Much like we mix and match shirts, pants, and shoes to put together different outfits, a cell can shuffle segments of its genetic material to produce thousands of different, but related, proteins. This process, called alternative splicing, acts on RNA molecules that carry information from DNA to the cell’s protein-making machinery. In many cases, cells use alternative splicing to make particular proteins according to the circumstances: Just as you might choose to wear a raincoat on a soggy day, a cell can make a protein variant to suit its needs.

Now, basic researchers have discovered that alternative splicing appears to play a key role in the development of a healthy heart. Xiang-Dong Fu, Ph.D., of the University of California, San Diego, used genetic engineering technology to create mice that could not produce ASF/SF2, a protein known to be involved in cutting and pasting RNA. Although these experimental mice looked normal at birth, within a few weeks their hearts could not pump blood very well and they died soon thereafter. Fu discovered that, without the proper ASF/SF2 splicing tool, the mice made the wrong version of an important heart enzyme that helps transform a juvenile mouse heart into that of an adult. The enzyme, the scientists learned, has also been linked to heart attacks.

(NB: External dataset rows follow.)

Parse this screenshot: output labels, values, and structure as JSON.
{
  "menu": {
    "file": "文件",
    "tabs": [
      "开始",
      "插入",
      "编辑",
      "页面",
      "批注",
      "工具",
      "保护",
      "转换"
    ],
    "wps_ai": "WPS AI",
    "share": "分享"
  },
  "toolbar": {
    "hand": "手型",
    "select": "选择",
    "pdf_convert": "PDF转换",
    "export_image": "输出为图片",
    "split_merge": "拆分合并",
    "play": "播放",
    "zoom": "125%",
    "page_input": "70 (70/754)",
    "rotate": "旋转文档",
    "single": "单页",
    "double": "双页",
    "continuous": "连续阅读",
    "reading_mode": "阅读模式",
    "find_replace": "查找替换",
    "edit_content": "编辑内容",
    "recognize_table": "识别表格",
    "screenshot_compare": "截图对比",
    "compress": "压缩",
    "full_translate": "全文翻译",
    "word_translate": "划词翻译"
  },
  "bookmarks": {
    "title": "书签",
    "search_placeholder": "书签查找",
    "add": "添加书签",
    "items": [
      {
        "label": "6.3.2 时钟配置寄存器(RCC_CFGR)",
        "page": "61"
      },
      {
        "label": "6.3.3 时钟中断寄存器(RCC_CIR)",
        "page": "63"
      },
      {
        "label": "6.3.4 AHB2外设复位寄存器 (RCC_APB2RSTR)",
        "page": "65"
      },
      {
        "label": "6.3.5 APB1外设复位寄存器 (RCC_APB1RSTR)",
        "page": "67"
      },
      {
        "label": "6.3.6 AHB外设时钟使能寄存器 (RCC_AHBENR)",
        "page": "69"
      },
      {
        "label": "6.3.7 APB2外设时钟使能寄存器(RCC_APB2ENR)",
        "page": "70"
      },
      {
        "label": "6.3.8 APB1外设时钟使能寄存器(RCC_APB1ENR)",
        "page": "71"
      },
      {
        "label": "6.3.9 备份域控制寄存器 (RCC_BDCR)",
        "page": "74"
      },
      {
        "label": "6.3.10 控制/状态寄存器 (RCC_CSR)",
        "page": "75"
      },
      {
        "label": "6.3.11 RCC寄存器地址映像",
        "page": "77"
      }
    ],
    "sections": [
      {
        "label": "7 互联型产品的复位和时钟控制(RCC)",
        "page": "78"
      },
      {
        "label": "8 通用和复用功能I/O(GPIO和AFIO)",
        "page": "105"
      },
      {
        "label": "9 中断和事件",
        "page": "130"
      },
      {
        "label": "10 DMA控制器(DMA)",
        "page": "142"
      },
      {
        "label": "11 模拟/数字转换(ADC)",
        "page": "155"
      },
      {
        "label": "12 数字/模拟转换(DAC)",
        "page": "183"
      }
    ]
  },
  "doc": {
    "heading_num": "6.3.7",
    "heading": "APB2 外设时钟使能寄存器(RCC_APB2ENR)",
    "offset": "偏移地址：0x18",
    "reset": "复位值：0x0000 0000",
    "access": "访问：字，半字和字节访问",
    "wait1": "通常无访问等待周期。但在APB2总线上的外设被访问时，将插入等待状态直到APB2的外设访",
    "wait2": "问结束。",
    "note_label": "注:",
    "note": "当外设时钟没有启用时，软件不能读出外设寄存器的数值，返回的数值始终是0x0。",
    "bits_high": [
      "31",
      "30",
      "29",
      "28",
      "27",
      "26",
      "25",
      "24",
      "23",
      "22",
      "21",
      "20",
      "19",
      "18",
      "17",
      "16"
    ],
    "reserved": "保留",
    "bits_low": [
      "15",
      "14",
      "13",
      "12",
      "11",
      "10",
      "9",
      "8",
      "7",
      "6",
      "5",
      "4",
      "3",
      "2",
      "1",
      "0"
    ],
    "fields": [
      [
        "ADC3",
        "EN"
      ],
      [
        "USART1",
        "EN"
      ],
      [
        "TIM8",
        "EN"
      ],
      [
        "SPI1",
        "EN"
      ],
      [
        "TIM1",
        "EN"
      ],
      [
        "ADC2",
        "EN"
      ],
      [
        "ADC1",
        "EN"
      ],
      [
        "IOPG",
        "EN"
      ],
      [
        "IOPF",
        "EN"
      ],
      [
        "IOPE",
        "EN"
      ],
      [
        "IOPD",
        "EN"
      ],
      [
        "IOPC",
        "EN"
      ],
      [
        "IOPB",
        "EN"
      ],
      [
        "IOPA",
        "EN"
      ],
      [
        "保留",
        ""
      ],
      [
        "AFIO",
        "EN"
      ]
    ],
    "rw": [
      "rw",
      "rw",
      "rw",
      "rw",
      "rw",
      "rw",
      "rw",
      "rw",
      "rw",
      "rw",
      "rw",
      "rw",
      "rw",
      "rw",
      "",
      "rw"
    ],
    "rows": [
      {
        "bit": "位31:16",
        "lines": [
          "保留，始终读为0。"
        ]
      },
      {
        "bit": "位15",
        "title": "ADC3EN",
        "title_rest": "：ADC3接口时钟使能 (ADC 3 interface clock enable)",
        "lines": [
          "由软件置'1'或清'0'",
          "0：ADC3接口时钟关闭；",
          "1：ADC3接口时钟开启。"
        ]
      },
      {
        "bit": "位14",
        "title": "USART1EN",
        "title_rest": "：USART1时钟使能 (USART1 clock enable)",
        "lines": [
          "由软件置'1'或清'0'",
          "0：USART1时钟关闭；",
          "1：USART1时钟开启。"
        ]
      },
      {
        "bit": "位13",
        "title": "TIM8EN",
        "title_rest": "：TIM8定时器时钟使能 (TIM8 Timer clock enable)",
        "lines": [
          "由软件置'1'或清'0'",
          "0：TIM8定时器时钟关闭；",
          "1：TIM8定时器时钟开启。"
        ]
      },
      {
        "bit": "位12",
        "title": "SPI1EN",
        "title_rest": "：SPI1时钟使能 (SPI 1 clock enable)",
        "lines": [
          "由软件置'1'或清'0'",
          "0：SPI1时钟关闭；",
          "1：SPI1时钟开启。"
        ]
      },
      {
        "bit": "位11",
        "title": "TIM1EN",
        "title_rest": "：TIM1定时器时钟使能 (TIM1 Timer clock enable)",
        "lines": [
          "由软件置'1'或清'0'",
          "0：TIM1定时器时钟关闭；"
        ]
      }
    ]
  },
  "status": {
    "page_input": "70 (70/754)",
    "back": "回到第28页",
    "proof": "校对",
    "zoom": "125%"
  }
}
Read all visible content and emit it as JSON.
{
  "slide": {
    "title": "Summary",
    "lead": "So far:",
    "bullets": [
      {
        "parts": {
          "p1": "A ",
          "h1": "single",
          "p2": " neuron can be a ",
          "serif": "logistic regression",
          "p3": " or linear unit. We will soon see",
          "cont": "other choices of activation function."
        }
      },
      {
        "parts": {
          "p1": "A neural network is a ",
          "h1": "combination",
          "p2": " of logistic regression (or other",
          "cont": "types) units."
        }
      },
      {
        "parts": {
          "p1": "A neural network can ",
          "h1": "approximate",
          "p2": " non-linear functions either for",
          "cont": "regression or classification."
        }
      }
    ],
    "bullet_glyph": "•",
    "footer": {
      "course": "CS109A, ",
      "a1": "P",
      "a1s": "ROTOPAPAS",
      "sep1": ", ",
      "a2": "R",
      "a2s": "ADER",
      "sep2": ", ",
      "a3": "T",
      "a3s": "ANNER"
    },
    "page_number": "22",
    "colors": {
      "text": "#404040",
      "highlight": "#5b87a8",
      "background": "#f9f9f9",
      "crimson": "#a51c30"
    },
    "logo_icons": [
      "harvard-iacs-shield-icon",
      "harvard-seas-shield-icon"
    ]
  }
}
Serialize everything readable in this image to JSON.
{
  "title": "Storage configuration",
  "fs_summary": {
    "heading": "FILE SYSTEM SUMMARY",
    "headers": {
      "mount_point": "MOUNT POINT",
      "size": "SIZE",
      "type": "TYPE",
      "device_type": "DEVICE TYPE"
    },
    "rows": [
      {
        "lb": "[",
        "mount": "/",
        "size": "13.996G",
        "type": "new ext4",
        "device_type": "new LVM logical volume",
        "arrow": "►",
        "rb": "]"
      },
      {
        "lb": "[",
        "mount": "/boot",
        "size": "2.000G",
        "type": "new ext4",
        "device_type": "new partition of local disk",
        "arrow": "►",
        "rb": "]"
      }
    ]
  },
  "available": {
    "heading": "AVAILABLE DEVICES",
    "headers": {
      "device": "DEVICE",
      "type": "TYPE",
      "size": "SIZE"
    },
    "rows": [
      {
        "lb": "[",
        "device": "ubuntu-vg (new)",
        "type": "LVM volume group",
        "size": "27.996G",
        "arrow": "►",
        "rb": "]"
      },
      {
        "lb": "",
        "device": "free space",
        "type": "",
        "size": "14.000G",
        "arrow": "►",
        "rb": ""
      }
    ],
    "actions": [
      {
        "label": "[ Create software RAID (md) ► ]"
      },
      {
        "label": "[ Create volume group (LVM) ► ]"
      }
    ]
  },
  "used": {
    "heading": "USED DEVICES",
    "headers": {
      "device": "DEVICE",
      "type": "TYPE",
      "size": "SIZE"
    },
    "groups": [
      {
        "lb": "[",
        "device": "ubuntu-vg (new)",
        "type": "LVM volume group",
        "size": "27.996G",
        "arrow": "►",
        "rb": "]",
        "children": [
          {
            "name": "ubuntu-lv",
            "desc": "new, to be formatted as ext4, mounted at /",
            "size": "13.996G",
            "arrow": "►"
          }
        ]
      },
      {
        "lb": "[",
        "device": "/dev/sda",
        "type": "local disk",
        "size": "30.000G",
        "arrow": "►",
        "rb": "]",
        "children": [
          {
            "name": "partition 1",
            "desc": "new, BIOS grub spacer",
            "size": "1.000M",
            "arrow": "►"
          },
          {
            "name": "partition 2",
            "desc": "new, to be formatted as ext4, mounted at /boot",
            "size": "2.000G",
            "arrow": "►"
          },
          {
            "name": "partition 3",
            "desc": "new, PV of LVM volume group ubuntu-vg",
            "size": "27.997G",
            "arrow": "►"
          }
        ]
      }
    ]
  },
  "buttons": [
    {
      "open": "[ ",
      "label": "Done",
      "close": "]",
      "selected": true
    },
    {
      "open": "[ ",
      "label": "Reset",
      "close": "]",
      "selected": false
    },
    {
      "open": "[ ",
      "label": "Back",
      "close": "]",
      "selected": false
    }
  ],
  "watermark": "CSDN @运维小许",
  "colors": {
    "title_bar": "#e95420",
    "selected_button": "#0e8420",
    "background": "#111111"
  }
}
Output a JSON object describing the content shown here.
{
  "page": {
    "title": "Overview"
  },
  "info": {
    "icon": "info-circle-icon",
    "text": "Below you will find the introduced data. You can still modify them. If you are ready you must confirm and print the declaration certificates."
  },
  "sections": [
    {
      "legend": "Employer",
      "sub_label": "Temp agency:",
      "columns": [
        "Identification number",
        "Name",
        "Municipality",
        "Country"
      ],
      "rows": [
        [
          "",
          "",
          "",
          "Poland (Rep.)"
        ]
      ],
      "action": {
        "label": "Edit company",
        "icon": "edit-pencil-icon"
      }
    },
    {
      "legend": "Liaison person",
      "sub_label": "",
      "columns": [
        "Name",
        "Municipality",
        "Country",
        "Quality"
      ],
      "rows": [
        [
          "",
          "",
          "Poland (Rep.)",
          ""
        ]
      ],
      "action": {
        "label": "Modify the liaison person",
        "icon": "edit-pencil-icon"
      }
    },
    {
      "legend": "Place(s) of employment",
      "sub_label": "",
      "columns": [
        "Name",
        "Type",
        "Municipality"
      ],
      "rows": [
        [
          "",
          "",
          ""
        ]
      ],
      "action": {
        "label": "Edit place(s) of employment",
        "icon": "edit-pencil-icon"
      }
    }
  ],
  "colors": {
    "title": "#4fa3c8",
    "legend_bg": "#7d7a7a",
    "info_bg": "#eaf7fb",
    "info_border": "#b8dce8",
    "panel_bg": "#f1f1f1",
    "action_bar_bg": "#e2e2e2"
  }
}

Fu’s findings may lead to a deeper understanding of alternative splicing in the normal development of body organs. The research may also shed light on why heart attacks occur and could suggest strategies to prevent them.